[Records for the task]

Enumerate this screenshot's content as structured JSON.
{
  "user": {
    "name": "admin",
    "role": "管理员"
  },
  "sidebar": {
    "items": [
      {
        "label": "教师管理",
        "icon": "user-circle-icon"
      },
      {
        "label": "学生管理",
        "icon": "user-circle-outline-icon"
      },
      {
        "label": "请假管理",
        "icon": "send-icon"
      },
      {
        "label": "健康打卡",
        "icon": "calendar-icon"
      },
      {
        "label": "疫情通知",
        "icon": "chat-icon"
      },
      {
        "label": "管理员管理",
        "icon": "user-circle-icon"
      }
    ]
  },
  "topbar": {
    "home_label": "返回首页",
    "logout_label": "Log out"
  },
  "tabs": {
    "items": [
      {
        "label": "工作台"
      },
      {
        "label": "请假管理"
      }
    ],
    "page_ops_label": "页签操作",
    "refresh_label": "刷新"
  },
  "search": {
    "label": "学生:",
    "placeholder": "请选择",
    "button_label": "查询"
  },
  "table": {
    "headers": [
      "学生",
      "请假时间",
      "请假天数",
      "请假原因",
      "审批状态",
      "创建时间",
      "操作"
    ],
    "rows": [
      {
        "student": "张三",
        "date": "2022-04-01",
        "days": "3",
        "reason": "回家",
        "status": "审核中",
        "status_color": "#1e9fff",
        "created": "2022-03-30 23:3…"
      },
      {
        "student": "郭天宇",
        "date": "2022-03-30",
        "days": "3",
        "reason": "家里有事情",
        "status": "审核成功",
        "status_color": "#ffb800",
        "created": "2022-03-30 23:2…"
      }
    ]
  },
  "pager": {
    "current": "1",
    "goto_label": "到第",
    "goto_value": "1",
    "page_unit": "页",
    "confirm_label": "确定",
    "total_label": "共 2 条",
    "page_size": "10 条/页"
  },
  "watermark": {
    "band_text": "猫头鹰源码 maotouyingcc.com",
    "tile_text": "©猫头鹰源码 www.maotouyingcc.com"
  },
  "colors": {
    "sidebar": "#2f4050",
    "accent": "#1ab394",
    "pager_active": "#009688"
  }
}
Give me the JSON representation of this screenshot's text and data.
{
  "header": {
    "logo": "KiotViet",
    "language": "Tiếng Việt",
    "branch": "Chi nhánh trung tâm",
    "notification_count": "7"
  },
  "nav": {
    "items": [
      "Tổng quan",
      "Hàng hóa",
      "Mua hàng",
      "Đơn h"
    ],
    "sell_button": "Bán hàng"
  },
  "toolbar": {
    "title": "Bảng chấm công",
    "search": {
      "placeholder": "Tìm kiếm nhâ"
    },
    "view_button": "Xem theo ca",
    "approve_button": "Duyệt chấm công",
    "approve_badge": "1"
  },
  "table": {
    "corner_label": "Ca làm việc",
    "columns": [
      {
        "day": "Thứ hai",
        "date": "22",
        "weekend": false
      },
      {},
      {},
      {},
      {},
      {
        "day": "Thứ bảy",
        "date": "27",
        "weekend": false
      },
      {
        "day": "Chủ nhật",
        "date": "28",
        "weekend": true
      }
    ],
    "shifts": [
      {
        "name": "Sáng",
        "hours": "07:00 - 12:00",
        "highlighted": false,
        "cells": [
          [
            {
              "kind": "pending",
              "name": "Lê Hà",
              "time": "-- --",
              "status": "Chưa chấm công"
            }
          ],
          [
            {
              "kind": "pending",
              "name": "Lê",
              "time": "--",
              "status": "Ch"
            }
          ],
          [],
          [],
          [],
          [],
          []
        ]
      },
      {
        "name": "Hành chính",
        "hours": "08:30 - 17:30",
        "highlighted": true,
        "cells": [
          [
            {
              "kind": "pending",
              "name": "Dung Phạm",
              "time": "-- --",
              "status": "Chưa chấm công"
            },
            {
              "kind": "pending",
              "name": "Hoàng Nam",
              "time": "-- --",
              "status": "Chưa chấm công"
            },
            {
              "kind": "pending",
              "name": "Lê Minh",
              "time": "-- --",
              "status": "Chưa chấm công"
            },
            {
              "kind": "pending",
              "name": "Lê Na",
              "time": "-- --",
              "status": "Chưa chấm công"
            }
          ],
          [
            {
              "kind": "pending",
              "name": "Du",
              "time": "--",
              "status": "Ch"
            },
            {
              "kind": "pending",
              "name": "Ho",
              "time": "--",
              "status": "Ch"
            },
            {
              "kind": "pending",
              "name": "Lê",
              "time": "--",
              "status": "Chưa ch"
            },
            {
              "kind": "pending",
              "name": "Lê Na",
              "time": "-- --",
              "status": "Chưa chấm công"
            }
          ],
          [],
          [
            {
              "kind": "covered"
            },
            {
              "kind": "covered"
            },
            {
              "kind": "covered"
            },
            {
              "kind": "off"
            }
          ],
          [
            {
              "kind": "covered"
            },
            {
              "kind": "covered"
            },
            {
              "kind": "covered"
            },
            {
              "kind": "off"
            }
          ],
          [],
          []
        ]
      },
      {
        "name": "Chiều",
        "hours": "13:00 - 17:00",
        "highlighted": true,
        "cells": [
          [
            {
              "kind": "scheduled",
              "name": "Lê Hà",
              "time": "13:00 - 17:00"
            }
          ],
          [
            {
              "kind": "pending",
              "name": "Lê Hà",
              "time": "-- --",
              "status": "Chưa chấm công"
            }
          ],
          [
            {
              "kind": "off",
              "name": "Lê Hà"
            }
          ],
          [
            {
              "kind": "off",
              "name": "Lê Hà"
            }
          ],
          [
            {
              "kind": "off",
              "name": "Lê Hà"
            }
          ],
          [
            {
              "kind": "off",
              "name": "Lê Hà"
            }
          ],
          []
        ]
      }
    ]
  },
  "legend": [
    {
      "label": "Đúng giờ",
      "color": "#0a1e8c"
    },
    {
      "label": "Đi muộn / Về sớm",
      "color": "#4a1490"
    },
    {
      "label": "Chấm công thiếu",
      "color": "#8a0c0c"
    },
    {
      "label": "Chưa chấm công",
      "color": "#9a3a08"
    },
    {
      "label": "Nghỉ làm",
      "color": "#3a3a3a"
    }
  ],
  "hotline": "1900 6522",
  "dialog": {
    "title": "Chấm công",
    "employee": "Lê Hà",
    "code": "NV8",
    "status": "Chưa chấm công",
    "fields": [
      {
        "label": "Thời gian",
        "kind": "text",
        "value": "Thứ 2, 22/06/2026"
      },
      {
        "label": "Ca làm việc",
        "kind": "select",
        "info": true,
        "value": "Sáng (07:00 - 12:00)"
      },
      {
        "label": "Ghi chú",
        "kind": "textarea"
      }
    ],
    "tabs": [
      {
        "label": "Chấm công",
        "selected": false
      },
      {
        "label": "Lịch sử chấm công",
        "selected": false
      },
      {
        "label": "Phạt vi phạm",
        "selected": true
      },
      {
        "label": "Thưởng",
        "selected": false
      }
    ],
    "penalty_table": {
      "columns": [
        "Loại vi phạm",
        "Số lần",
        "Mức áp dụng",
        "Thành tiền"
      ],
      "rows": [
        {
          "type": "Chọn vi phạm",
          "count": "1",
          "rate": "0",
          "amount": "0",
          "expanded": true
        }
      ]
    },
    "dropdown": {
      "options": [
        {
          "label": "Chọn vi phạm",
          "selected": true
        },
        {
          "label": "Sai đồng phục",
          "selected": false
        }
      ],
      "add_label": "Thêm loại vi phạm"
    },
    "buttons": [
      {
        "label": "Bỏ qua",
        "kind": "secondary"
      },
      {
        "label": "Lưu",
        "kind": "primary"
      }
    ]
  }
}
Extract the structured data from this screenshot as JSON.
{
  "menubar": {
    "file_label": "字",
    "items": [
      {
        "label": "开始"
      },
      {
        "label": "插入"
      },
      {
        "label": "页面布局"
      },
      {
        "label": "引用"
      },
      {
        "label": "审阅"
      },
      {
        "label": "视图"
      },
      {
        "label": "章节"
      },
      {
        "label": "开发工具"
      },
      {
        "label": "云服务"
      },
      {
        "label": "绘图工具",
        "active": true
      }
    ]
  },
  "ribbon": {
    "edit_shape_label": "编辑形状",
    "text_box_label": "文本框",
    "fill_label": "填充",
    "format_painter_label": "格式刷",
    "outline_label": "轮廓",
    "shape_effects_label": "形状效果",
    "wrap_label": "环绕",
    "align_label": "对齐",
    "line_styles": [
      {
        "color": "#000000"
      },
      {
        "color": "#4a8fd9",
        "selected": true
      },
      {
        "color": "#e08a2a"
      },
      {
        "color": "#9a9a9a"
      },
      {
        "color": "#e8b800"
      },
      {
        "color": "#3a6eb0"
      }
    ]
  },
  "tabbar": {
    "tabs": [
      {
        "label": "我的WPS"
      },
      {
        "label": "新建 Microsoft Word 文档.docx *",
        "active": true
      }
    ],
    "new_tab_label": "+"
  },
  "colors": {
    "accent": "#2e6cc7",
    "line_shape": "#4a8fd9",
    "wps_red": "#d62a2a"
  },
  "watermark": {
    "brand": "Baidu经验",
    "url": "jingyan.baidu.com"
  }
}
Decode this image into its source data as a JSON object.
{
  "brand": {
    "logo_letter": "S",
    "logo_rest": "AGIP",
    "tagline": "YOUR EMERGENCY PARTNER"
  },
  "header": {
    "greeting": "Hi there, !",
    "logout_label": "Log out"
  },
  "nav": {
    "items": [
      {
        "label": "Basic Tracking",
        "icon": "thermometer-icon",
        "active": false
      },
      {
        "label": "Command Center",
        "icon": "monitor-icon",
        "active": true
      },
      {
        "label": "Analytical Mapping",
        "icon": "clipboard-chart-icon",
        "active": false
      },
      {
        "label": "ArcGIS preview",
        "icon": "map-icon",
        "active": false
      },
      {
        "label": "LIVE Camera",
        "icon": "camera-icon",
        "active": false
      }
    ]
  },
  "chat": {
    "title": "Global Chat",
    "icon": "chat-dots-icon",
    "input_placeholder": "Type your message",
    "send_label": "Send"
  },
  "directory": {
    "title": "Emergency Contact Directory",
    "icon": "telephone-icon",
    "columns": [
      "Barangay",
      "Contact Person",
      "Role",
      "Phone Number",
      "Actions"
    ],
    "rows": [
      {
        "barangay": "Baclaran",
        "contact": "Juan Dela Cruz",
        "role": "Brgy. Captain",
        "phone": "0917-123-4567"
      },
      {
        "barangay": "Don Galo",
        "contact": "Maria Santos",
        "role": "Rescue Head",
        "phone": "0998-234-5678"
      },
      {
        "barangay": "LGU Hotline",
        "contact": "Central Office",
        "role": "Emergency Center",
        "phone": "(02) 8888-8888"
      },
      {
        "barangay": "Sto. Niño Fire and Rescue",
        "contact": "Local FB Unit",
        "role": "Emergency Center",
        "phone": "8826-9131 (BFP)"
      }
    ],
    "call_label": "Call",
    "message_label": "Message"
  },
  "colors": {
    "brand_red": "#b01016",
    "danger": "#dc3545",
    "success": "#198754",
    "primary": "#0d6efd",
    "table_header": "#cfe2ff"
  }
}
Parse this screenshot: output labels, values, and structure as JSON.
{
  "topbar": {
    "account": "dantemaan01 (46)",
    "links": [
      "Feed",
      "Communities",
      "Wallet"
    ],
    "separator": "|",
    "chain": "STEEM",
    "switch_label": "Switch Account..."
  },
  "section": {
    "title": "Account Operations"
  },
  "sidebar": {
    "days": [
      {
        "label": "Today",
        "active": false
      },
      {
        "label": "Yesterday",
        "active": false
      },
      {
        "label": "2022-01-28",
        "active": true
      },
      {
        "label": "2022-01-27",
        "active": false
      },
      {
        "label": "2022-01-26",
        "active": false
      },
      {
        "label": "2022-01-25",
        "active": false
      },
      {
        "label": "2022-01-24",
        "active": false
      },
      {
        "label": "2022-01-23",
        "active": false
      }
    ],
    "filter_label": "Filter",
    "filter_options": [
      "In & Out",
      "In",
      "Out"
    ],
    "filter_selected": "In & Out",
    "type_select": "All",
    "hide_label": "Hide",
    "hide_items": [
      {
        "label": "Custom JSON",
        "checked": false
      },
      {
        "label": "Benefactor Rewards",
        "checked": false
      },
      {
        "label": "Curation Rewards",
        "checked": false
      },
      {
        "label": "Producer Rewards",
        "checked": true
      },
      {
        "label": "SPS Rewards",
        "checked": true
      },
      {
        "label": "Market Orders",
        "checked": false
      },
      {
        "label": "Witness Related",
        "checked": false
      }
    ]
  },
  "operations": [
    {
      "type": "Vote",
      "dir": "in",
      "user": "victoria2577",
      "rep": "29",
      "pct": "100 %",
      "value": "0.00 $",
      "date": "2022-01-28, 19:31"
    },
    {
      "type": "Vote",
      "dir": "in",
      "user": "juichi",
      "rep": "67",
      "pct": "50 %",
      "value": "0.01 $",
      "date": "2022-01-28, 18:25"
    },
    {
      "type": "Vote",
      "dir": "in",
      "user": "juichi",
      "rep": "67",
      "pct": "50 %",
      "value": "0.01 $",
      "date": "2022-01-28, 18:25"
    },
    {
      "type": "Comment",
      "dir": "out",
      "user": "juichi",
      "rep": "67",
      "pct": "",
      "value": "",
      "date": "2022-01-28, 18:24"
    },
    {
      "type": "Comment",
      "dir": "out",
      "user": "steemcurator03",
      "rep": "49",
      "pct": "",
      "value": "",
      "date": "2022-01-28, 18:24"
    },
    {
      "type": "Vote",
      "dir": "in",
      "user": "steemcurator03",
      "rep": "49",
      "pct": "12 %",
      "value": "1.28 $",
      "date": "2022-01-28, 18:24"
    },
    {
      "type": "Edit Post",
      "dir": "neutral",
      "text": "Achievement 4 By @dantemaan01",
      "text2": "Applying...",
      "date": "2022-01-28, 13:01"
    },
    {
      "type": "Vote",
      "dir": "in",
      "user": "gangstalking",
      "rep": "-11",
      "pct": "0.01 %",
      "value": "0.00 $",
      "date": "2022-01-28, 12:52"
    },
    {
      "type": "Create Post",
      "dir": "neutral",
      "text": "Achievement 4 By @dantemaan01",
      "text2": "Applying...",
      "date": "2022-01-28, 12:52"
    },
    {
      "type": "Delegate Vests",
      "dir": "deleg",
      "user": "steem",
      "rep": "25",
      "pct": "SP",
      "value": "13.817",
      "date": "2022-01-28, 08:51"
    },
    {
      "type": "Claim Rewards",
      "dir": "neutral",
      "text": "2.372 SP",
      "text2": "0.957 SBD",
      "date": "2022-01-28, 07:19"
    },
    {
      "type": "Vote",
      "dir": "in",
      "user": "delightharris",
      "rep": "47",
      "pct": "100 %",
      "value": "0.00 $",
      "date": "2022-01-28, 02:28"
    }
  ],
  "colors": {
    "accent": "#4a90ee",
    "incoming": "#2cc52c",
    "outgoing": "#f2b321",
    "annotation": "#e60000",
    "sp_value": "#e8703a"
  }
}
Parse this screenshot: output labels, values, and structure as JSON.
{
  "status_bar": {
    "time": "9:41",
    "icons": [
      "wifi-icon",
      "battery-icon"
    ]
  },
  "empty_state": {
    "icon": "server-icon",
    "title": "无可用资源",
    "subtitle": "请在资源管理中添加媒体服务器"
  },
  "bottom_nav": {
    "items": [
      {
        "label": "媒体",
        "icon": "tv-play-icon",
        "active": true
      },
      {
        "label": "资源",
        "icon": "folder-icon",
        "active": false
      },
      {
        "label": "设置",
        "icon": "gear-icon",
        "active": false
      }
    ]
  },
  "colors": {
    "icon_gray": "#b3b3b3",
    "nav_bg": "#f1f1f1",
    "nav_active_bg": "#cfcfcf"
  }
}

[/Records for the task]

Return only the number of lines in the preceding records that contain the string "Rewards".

= Expected answer =
5